Recently, within the
last few decades, there have been efforts to push this epithet
the corner where a more positive and prideful lighting can
elucidate its antagonistic strategic potential. In this context,
to some, queer functions as a recuperating oppositional utterance.
Queer here bears some commonalities with other terms that have
risen and are rising from groups who were and are pushed down
by the great white, straight, male, upper-class, majority—the
people who cloak themselves in something named “normality.”
Sexuality, a site of feverish contestation, is not natural.
very much a discursive construct. What is more, sexuality is
constructed, encountered, experienced, and understood in culturally
and historically specific ways. Keeping this in mind, we could
say that there can be no true or correct account of homosexuality,
lesbianism, trangenderism, heterosexuality, and bisexuality.
The word queer served as a slanderous and negative epithet,
a hurtful abusive remark coined for the creation and destruction
of a sexually deviant feminized other and the concomitant creation
and elevation of a heterosexual masculinized self. Taken over
by various Gay, Lesbian, Bisexual, Transgender communities,
later became, for some, a way of disempowering the people who
used it in a spiteful manner.
The author of this epigraph is calling for action. Action,
here, does not necessarily mean amassing a group of people
in public against an unfair system, program, etc. The action
to which the above epigraphs refer, and for which I am calling
here, is much more subtle and even harder to do. I think the
only realistic way to proceed would be to open a space for
people to recognize why certain people are seen as something
Construction of otherness has real-world affects upon those
The newly commissioned HPU club The Queer Caucus was created
to serve as a hub of queer mobilization on HPU campuses. It
is the club’s dual goal to spotlight and initiate the organization
and assembly of leadership and programming that is responsive
to and representative of the variety of needs and identities
in our queer community. Our mission also extends to combat the
baseless fear of GLBT people by giving others a chance to explore

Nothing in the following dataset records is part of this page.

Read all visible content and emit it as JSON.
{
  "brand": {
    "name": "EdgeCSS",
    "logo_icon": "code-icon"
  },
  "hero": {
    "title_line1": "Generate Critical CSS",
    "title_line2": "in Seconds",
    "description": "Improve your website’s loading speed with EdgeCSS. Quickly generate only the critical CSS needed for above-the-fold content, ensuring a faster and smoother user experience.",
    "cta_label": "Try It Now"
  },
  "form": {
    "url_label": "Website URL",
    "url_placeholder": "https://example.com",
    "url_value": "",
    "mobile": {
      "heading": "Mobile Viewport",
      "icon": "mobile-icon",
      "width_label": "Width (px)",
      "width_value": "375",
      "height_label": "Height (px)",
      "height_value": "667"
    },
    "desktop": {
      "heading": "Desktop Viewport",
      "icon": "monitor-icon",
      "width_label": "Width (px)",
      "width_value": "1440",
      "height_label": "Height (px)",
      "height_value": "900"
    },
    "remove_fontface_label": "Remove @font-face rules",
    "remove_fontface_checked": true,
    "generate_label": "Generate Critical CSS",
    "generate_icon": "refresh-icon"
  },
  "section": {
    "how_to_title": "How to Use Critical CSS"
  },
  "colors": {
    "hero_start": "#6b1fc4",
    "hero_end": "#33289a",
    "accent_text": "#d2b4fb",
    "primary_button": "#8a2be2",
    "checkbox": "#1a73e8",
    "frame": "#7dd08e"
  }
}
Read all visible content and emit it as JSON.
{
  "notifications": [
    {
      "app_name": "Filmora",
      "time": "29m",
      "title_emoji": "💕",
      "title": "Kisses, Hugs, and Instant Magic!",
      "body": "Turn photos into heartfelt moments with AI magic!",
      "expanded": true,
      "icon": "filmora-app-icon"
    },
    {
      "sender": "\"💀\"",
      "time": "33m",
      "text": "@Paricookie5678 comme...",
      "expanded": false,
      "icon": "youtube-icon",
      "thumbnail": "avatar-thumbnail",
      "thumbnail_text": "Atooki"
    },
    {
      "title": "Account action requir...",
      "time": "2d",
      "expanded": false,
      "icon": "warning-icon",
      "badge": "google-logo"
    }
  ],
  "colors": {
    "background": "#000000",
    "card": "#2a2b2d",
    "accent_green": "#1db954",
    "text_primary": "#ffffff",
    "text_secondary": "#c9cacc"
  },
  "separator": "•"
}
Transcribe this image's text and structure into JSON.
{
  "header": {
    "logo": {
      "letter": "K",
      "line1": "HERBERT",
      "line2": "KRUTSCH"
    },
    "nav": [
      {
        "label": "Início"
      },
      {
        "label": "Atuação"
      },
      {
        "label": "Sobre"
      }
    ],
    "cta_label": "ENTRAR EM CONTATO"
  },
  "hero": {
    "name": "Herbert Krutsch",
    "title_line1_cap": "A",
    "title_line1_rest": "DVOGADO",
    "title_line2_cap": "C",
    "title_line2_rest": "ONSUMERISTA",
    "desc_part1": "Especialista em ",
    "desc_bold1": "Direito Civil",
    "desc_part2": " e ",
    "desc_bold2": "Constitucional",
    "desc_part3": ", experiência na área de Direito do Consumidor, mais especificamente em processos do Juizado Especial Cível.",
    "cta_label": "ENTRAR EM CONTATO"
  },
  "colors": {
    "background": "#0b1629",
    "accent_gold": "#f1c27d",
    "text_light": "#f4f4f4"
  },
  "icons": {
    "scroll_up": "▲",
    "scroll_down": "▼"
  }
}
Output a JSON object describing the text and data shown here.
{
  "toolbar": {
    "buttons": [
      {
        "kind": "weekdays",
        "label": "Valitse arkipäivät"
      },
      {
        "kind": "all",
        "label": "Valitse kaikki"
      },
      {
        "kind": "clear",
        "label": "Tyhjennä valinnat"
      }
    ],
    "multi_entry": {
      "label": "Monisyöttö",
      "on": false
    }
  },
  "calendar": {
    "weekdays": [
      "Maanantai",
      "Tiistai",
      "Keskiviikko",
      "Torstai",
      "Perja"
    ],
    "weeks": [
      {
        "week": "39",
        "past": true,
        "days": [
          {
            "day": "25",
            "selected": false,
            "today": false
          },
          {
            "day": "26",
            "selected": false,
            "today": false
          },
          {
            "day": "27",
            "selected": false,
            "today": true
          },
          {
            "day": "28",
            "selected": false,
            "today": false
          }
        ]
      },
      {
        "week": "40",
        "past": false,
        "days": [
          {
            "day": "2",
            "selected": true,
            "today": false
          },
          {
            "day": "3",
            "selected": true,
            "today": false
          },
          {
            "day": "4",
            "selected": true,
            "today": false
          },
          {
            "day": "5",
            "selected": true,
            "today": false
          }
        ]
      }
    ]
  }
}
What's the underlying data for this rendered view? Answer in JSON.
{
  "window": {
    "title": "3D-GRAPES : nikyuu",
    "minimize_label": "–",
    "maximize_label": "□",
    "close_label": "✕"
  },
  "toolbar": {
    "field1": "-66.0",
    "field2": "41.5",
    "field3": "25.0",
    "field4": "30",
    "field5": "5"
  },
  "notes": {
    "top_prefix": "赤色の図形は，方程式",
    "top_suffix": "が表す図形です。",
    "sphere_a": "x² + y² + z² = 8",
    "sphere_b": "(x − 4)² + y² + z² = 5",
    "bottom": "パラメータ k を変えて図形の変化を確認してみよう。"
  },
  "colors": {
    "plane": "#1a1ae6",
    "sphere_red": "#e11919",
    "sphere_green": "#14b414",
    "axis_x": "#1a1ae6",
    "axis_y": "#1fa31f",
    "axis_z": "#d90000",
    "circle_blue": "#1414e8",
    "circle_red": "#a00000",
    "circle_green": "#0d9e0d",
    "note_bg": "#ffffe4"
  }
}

and become acquainted with queer cultures and people. Until we
all make an effort to get to know GLBT people on an individual
level, as people rather than the others they are painted as,
the tendency to speak of “a fag,” “a homo,” or “a
freak,” will continue and the very palpable unjustifiable
pain felt by the dehumanized will continue.
The ability of people, social groups, and institutions to
dehumanize others through language, for exmaple, is staggering
meet, learn about, and get to know those people who are the
of our hurtful cruel stereotypes. This will take a conscious
effort. It is not only about calling into question the language
we use and the way we think, but the way we make sense of
the world around us as well.
Here at HPU we can effectively and positively advocate equal
rights for people facing such societal inequality by providing
GLBT students, faculty, and staff, as well as allied members
of the HPU community, a space to voice concerns and provide
a learning atmosphere that fosters the importance of maintaining
dialogue and reflection in the hopes of diminishing discrimination
based on sexual preference and gender issues, in particular,
and unjustifiable inequality, in general.